5. Reach out to national organizations such as MCIE, TASH, and The ARC, who support the inclusion of people with disabilities in all areas of life, including school. 

6. While advocating for an inclusive setting for your child, you need to be willing to provide all relevant information about your child’s special needs to the appropriate school personnel.  Being honest and upfront about your child’s strengths and weaknesses will be helpful in deciding what types of supports are needed in and around the school. Parents can give schools comprehensive information to provide a greater understanding of the child’s needs and abilities. For example, parents can easily identify what will work and not work in certain situations such as transitions, large groups or recess time. If applicable, tell the school if your child is being included elsewhere or has prior experience with inclusive settings. You can offer to bring in videos and pictures as examples of how your child is included in the community.  By providing this information in an open and honest manner, either through conversation or a portfolio, the stage can be set for successful inclusion.

7. Have a few inclusive education resources on hand to share with school staff.  These resources can be in the form of hand-outs, books, videos or photos which can be easily found online or in a bookstore. Brookes Publishing has numerous professional books about inclusive education. First, these resources help inexperienced staff envision what inclusion looks like.
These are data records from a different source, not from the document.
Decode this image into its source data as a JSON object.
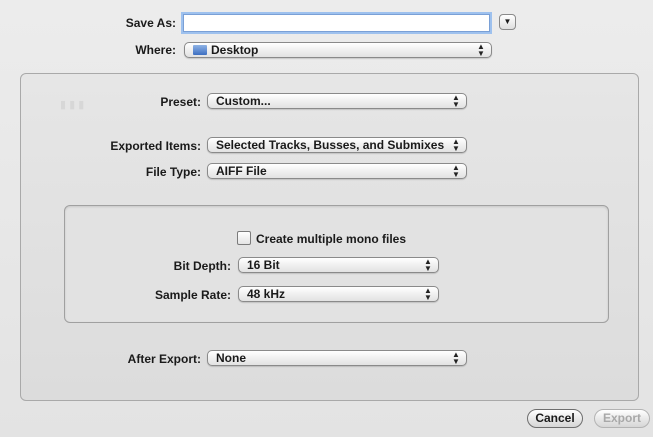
{
  "save_as": {
    "label": "Save As:",
    "value": "",
    "disclosure_icon": "triangle-down"
  },
  "where": {
    "label": "Where:",
    "value": "Desktop",
    "icon": "folder-icon"
  },
  "preset": {
    "label": "Preset:",
    "value": "Custom..."
  },
  "exported_items": {
    "label": "Exported Items:",
    "value": "Selected Tracks, Busses, and Submixes"
  },
  "file_type": {
    "label": "File Type:",
    "value": "AIFF File"
  },
  "mono": {
    "label": "Create multiple mono files",
    "checked": false
  },
  "bit_depth": {
    "label": "Bit Depth:",
    "value": "16 Bit"
  },
  "sample_rate": {
    "label": "Sample Rate:",
    "value": "48 kHz"
  },
  "after_export": {
    "label": "After Export:",
    "value": "None"
  },
  "buttons": {
    "cancel": "Cancel",
    "export": "Export"
  },
  "colors": {
    "focus_ring": "#9ec1ee",
    "sheet_bg": "#e9e9e9",
    "disabled_text": "#a8a8a8"
  }
}
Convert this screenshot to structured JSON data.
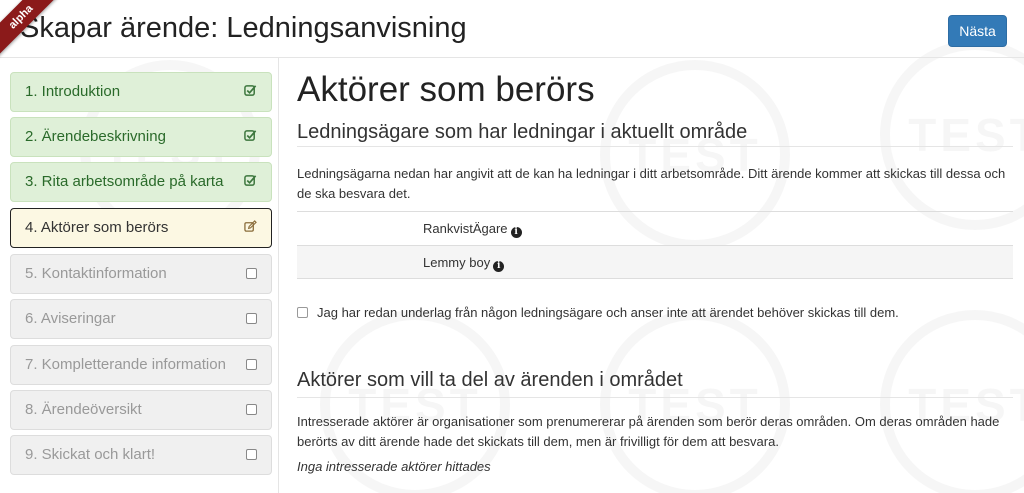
{
  "ribbon": {
    "label": "alpha"
  },
  "header": {
    "title": "Skapar ärende: Ledningsanvisning",
    "next_label": "Nästa"
  },
  "watermark": {
    "text": "TEST"
  },
  "sidebar": {
    "steps": [
      {
        "label": "1. Introduktion",
        "state": "done",
        "icon": "check-square-icon"
      },
      {
        "label": "2. Ärendebeskrivning",
        "state": "done",
        "icon": "check-square-icon"
      },
      {
        "label": "3. Rita arbetsområde på karta",
        "state": "done",
        "icon": "check-square-icon"
      },
      {
        "label": "4. Aktörer som berörs",
        "state": "active",
        "icon": "edit-icon"
      },
      {
        "label": "5. Kontaktinformation",
        "state": "todo",
        "icon": "empty-square-icon"
      },
      {
        "label": "6. Aviseringar",
        "state": "todo",
        "icon": "empty-square-icon"
      },
      {
        "label": "7. Kompletterande information",
        "state": "todo",
        "icon": "empty-square-icon"
      },
      {
        "label": "8. Ärendeöversikt",
        "state": "todo",
        "icon": "empty-square-icon"
      },
      {
        "label": "9. Skickat och klart!",
        "state": "todo",
        "icon": "empty-square-icon"
      }
    ]
  },
  "main": {
    "heading": "Aktörer som berörs",
    "owners": {
      "heading": "Ledningsägare som har ledningar i aktuellt område",
      "description": "Ledningsägarna nedan har angivit att de kan ha ledningar i ditt arbetsområde. Ditt ärende kommer att skickas till dessa och de ska besvara det.",
      "rows": [
        {
          "name": "RankvistÄgare"
        },
        {
          "name": "Lemmy boy"
        }
      ],
      "checkbox_label": "Jag har redan underlag från någon ledningsägare och anser inte att ärendet behöver skickas till dem."
    },
    "interested": {
      "heading": "Aktörer som vill ta del av ärenden i området",
      "description": "Intresserade aktörer är organisationer som prenumererar på ärenden som berör deras områden. Om deras områden hade berörts av ditt ärende hade det skickats till dem, men är frivilligt för dem att besvara.",
      "empty_text": "Inga intresserade aktörer hittades"
    }
  },
  "colors": {
    "done_bg": "#dff0d8",
    "active_bg": "#fcf8e3",
    "todo_bg": "#f0f0f0",
    "primary": "#337ab7",
    "ribbon": "#8b1a1a"
  }
}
Second, resources can offer guidance in how inclusive schools operate, how classwork is handled and ways in which students can be included. 

8. Look for resources in your community. Many communities have organizations that offer training and support for inclusion. Tapping into outside agencies can provide extra materials and expertise. 

9. Find others who have gone before you and ask for their ideas and suggestions. Learn from their experiences, take notes, and ask questions. Facebook and Twitter are great places to connect with others who are in similar situations or have advice.

10. Know that inclusive education is not a program that can be handled by one classroom teacher. It requires a system of support from the principal to the teacher, bus driver, lunch supervisor and recess monitor. Your child’s inclusion will also require your participation. You will need to be available for meetings, respond to correspondence, and regularly communicate with your child’s teacher. Don't forget to take notes of names, dates, and conversations you've had with district personnel.

Parents can face many challenges when seeking an education for their child with disabilities in the American public school system. For example, how do parents find the most appropriate education for their child’s specific needs? How do they know if it is the most ideal situation? Will their choices be supported by school personnel, and if they aren’t, how do parents advocate for a more suitable placement? Finally, what if the school's vision of education does not align with yours? 

It can be an uncertain time but can be made more bearable by doing some research and knowing a few key strategies for advocacy.